Whereas, Ontario’s 627 long-term care homes play a critical role in the support and care for more than 100,000 elderly Ontarians each and every year.
Whereas, nine out of 10 residents in long-term care today have some form of cognitive impairment, along with other complex medical needs, and require specialized, in-home supports to manage their complex needs.
Whereas, each and every year, 20,000 Ontarians remain on the waiting list for long-term care services and yet, despite this, no new beds are being added to the system.
Whereas, over 40 per cent of Ontario’s long-term care beds require significant renovations or to be rebuilt and the current program put forward to renew them has had limited success.
Whereas, long-term care homes require stable and predictable funding each year to support the needs of residents entrusted in their care.
We the undersigned, citizens of Ontario, call on the government to support the Ontario Long Term Care Association’s Building Better Long-Term Care pre-budget submission and ensure better seniors’ care through a commitment to improve long-term care.
The Facts Are Clear
Ontario’s long-term care homes are finding themselves increasingly constrained by a system designed for yesterday. Leaving them ill-equipped to meet the complex medical needs and number of today’s seniors.
- Residents exhibiting some form of cognitive impairment, with one in three being severely impaired. 90%
- Residents exhibiting aggressive behaviours stemming from their cognitive condition. 40%
- Percentage of residents completely dependent on staff. 33%
- Percentage of residents who use a wheelchair. 66%
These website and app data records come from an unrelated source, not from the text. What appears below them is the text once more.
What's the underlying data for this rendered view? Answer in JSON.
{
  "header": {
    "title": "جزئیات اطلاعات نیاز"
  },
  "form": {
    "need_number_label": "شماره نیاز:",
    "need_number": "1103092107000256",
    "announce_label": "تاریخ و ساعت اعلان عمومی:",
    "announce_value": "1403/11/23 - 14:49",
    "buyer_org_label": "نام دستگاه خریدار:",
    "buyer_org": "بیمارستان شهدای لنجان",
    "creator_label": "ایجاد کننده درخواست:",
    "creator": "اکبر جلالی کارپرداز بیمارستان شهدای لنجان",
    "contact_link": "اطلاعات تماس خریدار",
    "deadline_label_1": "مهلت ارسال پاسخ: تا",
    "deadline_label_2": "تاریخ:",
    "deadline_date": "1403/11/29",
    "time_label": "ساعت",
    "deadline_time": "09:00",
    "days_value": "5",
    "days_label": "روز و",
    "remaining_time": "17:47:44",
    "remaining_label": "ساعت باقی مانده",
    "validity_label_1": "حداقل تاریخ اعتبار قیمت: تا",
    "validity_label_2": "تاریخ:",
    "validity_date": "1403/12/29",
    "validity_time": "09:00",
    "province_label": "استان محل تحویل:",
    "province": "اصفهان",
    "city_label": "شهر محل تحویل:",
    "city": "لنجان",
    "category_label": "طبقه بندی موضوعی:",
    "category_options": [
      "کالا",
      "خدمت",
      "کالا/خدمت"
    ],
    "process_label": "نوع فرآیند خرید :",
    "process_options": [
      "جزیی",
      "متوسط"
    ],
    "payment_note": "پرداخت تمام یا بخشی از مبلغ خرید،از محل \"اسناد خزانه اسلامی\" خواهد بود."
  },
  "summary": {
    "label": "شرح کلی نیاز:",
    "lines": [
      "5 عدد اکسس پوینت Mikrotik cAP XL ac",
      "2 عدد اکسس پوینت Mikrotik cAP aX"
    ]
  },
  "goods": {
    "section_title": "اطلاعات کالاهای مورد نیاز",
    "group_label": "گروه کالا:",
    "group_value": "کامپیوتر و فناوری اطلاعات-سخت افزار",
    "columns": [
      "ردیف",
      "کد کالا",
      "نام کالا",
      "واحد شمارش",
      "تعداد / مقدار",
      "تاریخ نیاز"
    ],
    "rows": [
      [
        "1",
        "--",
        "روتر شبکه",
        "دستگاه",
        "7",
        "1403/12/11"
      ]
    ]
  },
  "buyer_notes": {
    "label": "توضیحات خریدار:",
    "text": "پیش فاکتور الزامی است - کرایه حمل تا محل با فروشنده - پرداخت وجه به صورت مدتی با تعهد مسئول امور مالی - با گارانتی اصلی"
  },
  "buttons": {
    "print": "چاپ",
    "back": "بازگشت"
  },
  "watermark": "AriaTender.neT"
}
In 2015, more than 100,000 Ontarians relied on services provided by long-term care homes, the majority requiring care for complex conditions such as dementia. Over the next decade it is anticipated that there will be 50% more seniors over the age of 75 and by extension a growth in the number of people with complex needs who require long-term care services.read more